Woods' preparation for such a scene of chaos begins quietly enough when he arrives at the course, typically about an hour and 15 minutes before the final round. He starts with his putting drill with the two tees and when he shifts to the driving range, he spends 30 to 40 minutes, beginning with a sand wedge and moving from the higher-lofted clubs to the lower-lofted clubs in his bag. Then he returns to the putting green for a final warmup before going to the first tee.
It is Williams' duty to bring a copy of the pin sheets to Woods at the driving range, showing the precise location of the pins on each green. Woods studies them, then practices as if he is hitting toward each pin, allowing him to decide what kind of shots to hit to every green while he's still on the range. This preparation method is unique to Woods.
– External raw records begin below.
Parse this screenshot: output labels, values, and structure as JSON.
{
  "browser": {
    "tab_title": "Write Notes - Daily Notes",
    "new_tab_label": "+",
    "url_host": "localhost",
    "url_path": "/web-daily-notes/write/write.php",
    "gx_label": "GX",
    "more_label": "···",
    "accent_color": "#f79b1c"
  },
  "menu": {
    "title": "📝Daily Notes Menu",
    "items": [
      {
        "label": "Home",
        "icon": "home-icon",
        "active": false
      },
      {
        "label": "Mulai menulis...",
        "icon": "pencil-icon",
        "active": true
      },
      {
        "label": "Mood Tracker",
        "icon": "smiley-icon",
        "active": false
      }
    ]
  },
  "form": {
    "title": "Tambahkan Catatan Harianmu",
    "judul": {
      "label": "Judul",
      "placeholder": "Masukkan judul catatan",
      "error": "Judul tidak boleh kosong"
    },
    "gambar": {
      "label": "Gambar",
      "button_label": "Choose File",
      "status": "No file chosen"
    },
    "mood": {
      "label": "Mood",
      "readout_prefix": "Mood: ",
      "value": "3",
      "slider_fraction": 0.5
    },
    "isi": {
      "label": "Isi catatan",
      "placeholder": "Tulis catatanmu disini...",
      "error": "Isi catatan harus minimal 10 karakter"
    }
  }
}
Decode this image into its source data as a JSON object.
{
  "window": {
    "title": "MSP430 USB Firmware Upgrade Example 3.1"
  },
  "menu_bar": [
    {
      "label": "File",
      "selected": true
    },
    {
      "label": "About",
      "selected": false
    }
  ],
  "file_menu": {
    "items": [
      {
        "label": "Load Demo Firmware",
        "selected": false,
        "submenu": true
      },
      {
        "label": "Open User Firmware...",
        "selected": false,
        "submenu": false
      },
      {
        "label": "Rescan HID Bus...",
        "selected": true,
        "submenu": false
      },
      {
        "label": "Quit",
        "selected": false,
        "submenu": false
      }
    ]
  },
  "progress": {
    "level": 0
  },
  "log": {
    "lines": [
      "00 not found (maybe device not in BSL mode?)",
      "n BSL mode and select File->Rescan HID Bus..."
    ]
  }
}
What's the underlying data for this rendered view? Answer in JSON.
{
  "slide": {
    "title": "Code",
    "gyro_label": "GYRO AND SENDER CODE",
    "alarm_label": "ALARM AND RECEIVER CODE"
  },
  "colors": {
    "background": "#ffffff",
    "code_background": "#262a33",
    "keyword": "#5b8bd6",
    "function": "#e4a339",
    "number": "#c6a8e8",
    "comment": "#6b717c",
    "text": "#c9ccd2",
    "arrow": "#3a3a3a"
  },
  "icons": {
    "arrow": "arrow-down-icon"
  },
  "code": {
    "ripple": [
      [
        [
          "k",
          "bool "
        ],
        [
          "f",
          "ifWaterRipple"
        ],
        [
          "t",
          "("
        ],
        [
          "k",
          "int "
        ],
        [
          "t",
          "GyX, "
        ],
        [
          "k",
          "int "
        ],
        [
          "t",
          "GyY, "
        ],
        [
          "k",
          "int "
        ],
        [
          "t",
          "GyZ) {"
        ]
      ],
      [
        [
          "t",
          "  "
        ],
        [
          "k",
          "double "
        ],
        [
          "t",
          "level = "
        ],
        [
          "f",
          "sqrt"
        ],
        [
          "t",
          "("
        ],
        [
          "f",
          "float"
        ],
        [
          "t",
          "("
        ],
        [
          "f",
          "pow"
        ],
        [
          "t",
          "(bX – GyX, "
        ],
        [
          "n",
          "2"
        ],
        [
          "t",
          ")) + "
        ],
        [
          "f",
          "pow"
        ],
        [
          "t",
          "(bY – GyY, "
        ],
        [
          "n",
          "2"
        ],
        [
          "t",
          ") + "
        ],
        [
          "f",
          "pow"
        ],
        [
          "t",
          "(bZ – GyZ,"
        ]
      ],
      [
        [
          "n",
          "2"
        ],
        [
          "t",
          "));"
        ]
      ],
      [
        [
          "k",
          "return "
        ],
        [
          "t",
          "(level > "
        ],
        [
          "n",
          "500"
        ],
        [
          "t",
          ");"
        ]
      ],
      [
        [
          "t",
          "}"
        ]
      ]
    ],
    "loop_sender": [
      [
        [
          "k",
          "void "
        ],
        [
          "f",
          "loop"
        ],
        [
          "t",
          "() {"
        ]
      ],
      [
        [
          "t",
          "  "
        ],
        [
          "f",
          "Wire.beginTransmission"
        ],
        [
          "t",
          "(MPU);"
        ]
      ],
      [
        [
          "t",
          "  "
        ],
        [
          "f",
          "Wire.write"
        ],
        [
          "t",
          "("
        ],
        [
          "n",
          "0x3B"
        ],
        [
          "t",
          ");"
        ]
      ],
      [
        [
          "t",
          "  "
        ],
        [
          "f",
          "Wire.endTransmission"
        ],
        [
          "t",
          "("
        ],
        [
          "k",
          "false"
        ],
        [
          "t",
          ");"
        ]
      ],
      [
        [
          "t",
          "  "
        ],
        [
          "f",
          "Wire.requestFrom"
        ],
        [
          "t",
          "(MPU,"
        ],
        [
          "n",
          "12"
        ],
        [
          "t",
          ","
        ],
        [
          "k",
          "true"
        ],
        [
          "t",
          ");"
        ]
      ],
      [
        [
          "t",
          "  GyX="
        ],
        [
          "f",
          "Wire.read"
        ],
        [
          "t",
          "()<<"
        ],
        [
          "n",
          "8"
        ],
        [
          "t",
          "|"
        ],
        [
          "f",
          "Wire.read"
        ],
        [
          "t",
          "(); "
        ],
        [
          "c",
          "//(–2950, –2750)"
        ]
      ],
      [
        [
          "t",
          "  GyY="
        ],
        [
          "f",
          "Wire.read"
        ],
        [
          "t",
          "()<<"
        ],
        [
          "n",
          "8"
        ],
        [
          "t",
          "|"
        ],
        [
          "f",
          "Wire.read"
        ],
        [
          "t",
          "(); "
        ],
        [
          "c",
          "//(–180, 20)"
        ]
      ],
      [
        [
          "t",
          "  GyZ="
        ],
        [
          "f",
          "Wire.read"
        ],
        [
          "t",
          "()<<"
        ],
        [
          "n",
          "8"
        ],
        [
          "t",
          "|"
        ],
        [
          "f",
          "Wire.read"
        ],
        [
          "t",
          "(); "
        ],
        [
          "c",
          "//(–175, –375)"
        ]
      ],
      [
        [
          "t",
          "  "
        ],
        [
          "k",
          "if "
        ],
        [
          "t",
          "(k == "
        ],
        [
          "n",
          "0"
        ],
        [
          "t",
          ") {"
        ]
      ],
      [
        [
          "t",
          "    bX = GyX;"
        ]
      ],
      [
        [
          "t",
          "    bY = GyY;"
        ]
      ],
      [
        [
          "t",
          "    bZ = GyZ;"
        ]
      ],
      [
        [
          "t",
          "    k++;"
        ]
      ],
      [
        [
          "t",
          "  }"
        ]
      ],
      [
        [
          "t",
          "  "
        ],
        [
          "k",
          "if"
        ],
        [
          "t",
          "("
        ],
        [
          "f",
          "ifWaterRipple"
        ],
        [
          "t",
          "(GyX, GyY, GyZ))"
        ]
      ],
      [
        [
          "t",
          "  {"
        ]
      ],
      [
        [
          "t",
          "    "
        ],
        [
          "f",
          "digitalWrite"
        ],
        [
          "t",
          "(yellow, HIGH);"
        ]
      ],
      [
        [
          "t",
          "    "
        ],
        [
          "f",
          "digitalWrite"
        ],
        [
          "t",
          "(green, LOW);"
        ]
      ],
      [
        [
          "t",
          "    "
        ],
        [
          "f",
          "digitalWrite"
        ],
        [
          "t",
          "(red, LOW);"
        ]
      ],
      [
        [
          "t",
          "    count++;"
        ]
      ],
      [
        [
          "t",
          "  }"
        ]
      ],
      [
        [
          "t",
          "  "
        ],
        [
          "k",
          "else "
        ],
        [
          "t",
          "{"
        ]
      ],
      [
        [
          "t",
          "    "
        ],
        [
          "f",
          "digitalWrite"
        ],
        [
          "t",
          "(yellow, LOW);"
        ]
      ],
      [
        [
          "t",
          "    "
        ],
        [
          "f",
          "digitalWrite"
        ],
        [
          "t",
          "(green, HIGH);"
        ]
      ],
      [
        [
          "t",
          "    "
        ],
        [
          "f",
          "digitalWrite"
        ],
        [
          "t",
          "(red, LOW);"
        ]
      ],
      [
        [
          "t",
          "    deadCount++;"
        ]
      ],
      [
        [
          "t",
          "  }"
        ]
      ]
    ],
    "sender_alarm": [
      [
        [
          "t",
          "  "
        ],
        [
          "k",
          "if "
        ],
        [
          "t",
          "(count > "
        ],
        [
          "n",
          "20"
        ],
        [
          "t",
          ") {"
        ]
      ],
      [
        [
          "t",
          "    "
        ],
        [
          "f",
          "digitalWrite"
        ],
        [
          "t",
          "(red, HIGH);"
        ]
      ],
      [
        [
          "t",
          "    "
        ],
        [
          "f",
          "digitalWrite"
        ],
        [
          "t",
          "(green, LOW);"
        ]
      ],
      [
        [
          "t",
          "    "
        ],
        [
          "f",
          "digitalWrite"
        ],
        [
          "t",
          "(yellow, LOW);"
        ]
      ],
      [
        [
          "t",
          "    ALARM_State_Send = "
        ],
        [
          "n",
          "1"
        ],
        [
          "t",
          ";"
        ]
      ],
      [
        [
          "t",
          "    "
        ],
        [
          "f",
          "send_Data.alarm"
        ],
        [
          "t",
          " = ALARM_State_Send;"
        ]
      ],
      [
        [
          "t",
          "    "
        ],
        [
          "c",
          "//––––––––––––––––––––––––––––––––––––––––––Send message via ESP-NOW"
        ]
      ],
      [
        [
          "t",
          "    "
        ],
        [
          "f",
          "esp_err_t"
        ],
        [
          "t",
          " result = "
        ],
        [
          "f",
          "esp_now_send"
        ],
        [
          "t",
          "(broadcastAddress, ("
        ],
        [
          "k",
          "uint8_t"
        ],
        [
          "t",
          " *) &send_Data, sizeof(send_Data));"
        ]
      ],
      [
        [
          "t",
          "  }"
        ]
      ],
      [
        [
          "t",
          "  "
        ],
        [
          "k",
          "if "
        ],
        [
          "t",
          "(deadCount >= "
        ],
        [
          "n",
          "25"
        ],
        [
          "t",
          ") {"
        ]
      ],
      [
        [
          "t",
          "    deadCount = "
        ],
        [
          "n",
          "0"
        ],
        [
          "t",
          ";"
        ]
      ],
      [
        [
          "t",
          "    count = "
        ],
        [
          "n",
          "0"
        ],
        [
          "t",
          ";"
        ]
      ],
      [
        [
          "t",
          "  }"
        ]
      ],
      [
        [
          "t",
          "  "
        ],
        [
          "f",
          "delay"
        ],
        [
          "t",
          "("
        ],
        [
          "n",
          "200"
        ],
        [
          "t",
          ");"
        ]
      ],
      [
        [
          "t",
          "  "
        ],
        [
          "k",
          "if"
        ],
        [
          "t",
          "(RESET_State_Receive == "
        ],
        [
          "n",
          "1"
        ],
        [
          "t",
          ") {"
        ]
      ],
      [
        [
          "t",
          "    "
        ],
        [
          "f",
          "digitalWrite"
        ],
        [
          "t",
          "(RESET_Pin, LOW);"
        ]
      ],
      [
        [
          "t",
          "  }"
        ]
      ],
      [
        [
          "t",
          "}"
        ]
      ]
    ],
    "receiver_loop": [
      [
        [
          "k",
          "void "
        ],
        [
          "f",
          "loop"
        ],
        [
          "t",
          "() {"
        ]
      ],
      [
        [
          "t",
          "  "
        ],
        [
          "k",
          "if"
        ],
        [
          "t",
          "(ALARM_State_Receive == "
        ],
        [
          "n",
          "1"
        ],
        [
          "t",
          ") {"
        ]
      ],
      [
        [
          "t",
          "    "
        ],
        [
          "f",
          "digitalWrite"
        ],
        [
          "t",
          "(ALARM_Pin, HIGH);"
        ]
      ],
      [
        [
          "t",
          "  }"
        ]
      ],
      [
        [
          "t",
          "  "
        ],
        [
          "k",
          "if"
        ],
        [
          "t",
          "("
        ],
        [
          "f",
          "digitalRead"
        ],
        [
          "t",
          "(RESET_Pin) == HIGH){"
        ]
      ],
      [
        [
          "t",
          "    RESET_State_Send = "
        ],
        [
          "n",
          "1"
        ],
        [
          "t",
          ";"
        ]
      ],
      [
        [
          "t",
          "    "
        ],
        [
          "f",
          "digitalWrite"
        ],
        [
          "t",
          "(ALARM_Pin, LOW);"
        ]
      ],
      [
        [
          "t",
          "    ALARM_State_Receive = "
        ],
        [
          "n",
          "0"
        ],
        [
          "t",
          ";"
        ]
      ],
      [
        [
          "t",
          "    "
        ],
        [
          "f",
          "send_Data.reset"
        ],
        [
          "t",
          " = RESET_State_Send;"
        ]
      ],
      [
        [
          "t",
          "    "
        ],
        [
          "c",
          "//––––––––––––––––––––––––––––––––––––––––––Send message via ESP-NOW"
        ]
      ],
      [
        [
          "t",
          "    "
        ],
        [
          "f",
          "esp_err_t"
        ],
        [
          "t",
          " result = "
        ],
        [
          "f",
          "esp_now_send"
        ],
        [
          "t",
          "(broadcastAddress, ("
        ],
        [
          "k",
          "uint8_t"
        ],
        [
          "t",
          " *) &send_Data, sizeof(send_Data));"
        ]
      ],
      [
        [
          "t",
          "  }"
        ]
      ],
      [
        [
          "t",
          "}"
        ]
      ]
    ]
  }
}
His last shot on the driving range is the first shot he'll hit at the first tee. On Sunday, he rocketed a five-wood at the range, duplicated the shot at the first tee and was off and running.
Do not get into the habit of pointing out the peculiarly salient blade of grass which you imagine to have been the cause of your failing to hole your putt. You may sometimes find your adversary who has successfully holed his, irritatingly short-sighted on these occasions. Moreover, the opinion of a man who has just missed his putt, about the state of the green, is usually accepted with some reserve.
HORACE HUTCHINSON (1896)